With awful symmetry, both the 150th and the 200th soldier to be killed as a result of fighting in Afghanistan were from the 2nd Battalion, the Royal Welsh Regiment.
Both deaths were also recorded on the 16th, one on 16 March, the other today, 16 August – although the actual incidents that gave rise to their deaths were on the 14th and 13th days of the respective months. The latest death brings the toll in the last five months to 51, an average of a fraction over ten per month. Both were killed by IEDs and both were operating in the Musa Qala district at the time.
There, the similarities end. The first of the pair to die, L/Cpl Christopher Harkett, was at the start of his tour, having been in Afghanistan only a week, caught by an IED while on foot patrol. The second soldier, as yet unnamed, was killed while patrolling in a Warrior MICV.
The only journalist so far to impart this last bit of information has been Mick Smith of The Sunday Times, who reports that the vehicle was not penetrated by the blast that caused fatal injuries. The soldier died as a result of injuries sustained by the effect on the vehicle of the shock wave from the blast.
This is the second soldier to be killed in a Warrior in Afghanistan, the first being Colour Sergeant Krishnabahadur Dura in November 2008. A female soldier was also badly injured. In this case, though, there was understood to be a hull breach.
Since then, additional under-belly armour may have been added but, with a flat base rather than the profiled hull of a purpose-designed blast protected vehicle, the amount of protection afforded would have been minimal, as this incident has shown.
This is not the first time blast effect has been experienced, with a soldier having lost a leg while riding a Mastiff in November 2008. The force of the blast then had been so severe that it had buckled the hull. The Times, however, suggests that more than one soldier may have suffered while riding Mastiffs.

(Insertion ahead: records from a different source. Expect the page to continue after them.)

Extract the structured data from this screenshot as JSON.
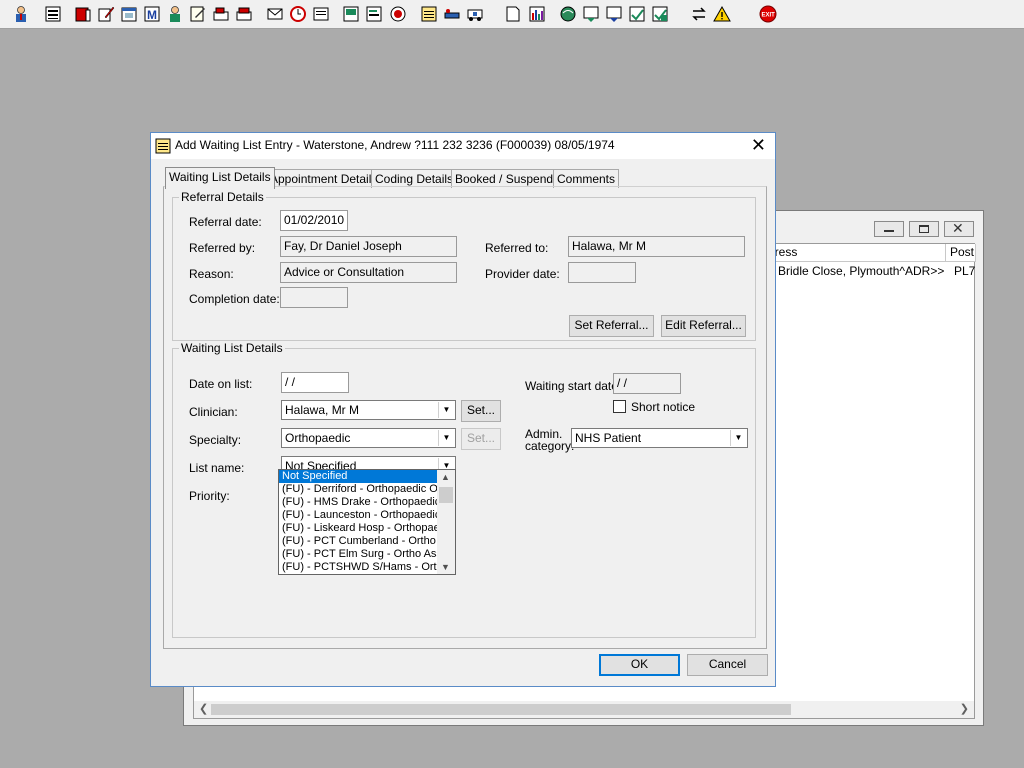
{
  "toolbar": {
    "icons": [
      "patient-icon",
      "print-icon",
      "book-icon",
      "note-edit-icon",
      "calendar-icon",
      "m-icon",
      "doctor-icon",
      "form-icon",
      "fax-icon",
      "phone-icon",
      "envelope-icon",
      "clock-icon",
      "tray-icon",
      "screen-icon",
      "document-icon",
      "record-icon",
      "list-icon",
      "bed-icon",
      "ambulance-icon",
      "page-icon",
      "bar-chart-icon",
      "globe-icon",
      "report-icon",
      "checklist-icon",
      "transfer-icon",
      "swap-icon",
      "warning-icon",
      "exit-icon"
    ],
    "exit_label": "EXIT"
  },
  "background_window": {
    "columns": [
      "dress",
      "Post"
    ],
    "row": {
      "address": "Bridle Close, Plymouth^ADR>>",
      "postcode": "PL7"
    }
  },
  "dialog": {
    "title": "Add Waiting List Entry - Waterstone, Andrew ?111 232 3236 (F000039) 08/05/1974",
    "close": "✕",
    "tabs": [
      "Waiting List Details",
      "Appointment Details",
      "Coding Details",
      "Booked / Suspend",
      "Comments"
    ],
    "referral": {
      "group_title": "Referral Details",
      "referral_date_label": "Referral date:",
      "referral_date": "01/02/2010",
      "referred_by_label": "Referred by:",
      "referred_by": "Fay, Dr Daniel Joseph",
      "referred_to_label": "Referred to:",
      "referred_to": "Halawa, Mr M",
      "reason_label": "Reason:",
      "reason": "Advice or Consultation",
      "provider_date_label": "Provider date:",
      "provider_date": "",
      "completion_date_label": "Completion date:",
      "completion_date": "",
      "set_referral": "Set Referral...",
      "edit_referral": "Edit Referral..."
    },
    "waiting": {
      "group_title": "Waiting List Details",
      "date_on_list_label": "Date on list:",
      "date_on_list": " /  /",
      "waiting_start_label": "Waiting start date:",
      "waiting_start": " /  /",
      "clinician_label": "Clinician:",
      "clinician": "Halawa, Mr M",
      "set_clinician": "Set...",
      "short_notice_label": "Short notice",
      "specialty_label": "Specialty:",
      "specialty": "Orthopaedic",
      "set_specialty": "Set...",
      "admin_category_label_1": "Admin.",
      "admin_category_label_2": "category:",
      "admin_category": "NHS Patient",
      "list_name_label": "List name:",
      "list_name": "Not Specified",
      "priority_label": "Priority:",
      "list_options": [
        "Not Specified",
        "(FU) - Derriford - Orthopaedic OPD",
        "(FU) - HMS Drake - Orthopaedic",
        "(FU) - Launceston - Orthopaedic",
        "(FU) - Liskeard Hosp - Orthopaedic",
        "(FU) - PCT Cumberland - Ortho A",
        "(FU) - PCT Elm Surg - Ortho Asse",
        "(FU) - PCTSHWD S/Hams - Ortho"
      ]
    },
    "ok": "OK",
    "cancel": "Cancel"
  }
}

Nevertheless, this is the first time we have seen reported a death arising from blast effect, without a hull breach, in relation to any armoured vehicle. That it should have occurred in a Warrior underlines the limitations of armour, per se and thus emphasises the need for design attributes which will further enhance protection.